Repeat treatments with Dysport associated with favorable safety

September 1, 2010

Findings from an analysis of the long-term safety data from patients receiving repeat administrations of abobotulinumtoxinA (Dysport, Medicis) for the treatment of glabellar lines are consistent with the adverse event profile appearing in the package insert, says Ira D. Lawrence, M.D., chief medical officer and senior vice-president of research and development, Medicis, Scottsdale, Ariz.

Key Points

Findings from an analysis of the long-term safety data from patients receiving repeat administrations of abobotulinumtoxinA (Dysport, Medicis) for the treatment of glabellar lines are consistent with the adverse event profile appearing in the package insert, says Ira D. Lawrence, M.D., chief medical officer and senior vice-president of research and development, Medicis, Scottsdale, Ariz.

Dr. Lawrence recently reported results from data collected in 1,414 participants in an open-label extension study who were treated over a 24-month period after completing at least one of four phase 3 clinical trials. Whether considering the types of adverse events reported, their severity or their frequency, the data were similar to those collected among about 400 patients treated with abobotulinumtoxinA in three randomized, placebo-controlled glabellar line pivotal studies.

"This updated safety analysis from a robust, larger patient database shows that with longer-term treatment, abobotulinumtoxinA continues to be well-tolerated and has not been associated with any new or cumulative safety issues. We believe this formulation is an important product for the treatment of glabellar lines and are delighted with its continued demonstration of excellent efficacy and safety since reaching the market," Dr. Lawrence says.

Study parameters

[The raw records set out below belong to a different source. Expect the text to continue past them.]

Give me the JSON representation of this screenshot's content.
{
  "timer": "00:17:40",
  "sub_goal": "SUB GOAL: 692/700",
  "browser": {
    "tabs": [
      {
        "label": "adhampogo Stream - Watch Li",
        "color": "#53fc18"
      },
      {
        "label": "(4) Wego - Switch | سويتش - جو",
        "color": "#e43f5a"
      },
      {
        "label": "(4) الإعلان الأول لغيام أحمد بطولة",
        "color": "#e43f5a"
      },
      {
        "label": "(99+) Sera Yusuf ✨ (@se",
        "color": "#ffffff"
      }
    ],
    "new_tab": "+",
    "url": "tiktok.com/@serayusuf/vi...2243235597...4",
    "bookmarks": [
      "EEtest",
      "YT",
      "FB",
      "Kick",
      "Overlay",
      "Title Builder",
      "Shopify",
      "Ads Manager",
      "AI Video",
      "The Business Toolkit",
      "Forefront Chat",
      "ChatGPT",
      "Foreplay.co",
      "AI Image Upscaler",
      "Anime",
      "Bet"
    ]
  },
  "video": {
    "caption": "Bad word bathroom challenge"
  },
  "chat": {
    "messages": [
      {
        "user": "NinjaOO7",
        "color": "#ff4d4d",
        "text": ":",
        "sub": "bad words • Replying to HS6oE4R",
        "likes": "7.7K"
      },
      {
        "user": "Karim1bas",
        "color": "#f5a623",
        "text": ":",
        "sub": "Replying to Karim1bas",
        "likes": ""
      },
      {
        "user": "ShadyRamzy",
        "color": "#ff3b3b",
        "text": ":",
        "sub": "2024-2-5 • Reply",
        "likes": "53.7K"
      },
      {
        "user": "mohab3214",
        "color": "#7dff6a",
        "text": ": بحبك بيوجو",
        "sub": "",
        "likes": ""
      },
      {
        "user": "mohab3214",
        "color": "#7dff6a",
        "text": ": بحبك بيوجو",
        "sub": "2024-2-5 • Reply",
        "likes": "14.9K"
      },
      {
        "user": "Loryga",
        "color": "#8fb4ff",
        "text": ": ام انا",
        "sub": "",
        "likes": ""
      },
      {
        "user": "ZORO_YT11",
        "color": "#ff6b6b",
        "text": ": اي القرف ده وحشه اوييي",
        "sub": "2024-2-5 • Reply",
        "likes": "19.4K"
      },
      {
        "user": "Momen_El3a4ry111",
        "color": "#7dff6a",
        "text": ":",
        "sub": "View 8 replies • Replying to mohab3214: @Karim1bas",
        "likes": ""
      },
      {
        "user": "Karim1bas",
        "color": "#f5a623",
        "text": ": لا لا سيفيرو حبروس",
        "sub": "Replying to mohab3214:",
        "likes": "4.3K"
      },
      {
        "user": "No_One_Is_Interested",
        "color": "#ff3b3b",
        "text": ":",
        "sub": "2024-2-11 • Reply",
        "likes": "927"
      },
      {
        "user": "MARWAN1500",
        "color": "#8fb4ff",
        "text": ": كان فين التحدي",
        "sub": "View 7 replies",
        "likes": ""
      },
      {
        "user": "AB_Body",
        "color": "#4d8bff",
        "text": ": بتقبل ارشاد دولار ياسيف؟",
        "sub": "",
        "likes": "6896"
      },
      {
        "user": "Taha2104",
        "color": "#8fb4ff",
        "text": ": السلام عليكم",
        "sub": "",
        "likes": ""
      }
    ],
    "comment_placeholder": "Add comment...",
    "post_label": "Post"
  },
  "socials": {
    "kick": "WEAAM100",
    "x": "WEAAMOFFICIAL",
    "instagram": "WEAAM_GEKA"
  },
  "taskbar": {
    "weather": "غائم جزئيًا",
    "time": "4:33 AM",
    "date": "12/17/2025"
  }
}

In the open-label extension study, repeat treatments with abobotulinumtoxinA were performed using either a fixed dose of 50 units (maximum eight treatments over 24 months) or a variable dose regimen (50, 60, 70 or 80 units) depending on muscle mass (maximum four treatments over 24 months). All treatments were performed with the total dose divided equally among five injection sites. Follow-up visits were scheduled at days seven, 14 and 30 after each treatment, and then monthly until the next treatment.

Adverse events

Overall, 856 (61 percent) patients experienced at least one adverse event, with no difference noted in the incidence between the fixed and variable dose groups. Almost three-fourths of all treatment-emergent adverse events were rated as mild, and only 5 percent were severe.

"Putting these data into perspective, it is important to note that adverse events are classified as severe based on the FDA (Food and Drug Administration) definition of any event that required an alteration in daily activities. The severe events included many that were felt not related to the treatment, as well as such problems as headache managed with an analgesic," Dr. Lawrence says.

Headache (7 percent) was the second-most frequently reported adverse event following nasopharyngitis (12 percent). Upper respiratory tract infection and sinusitis (6 percent each) represented the only other adverse events with a frequency greater than 5 percent.

Adverse events occurring around the eyes included eyelid ptosis (2 percent), eyelid edema (1 percent) and dry eye (1 percent). None of the cases of ptosis were severe, and almost half resolved within three weeks.

"There was no evidence of a dose-response relationship for the risks of ocular events or ptosis in particular, and, overall, the number of ptosis events decreased as the number of repeat treatments increased. Most other adverse events remained constant or in some cases decreased with ongoing use," Dr. Lawrence says.

Disclosures: Dr. Lawrence is an employee of Medicis, but he reports no other direct financial interests.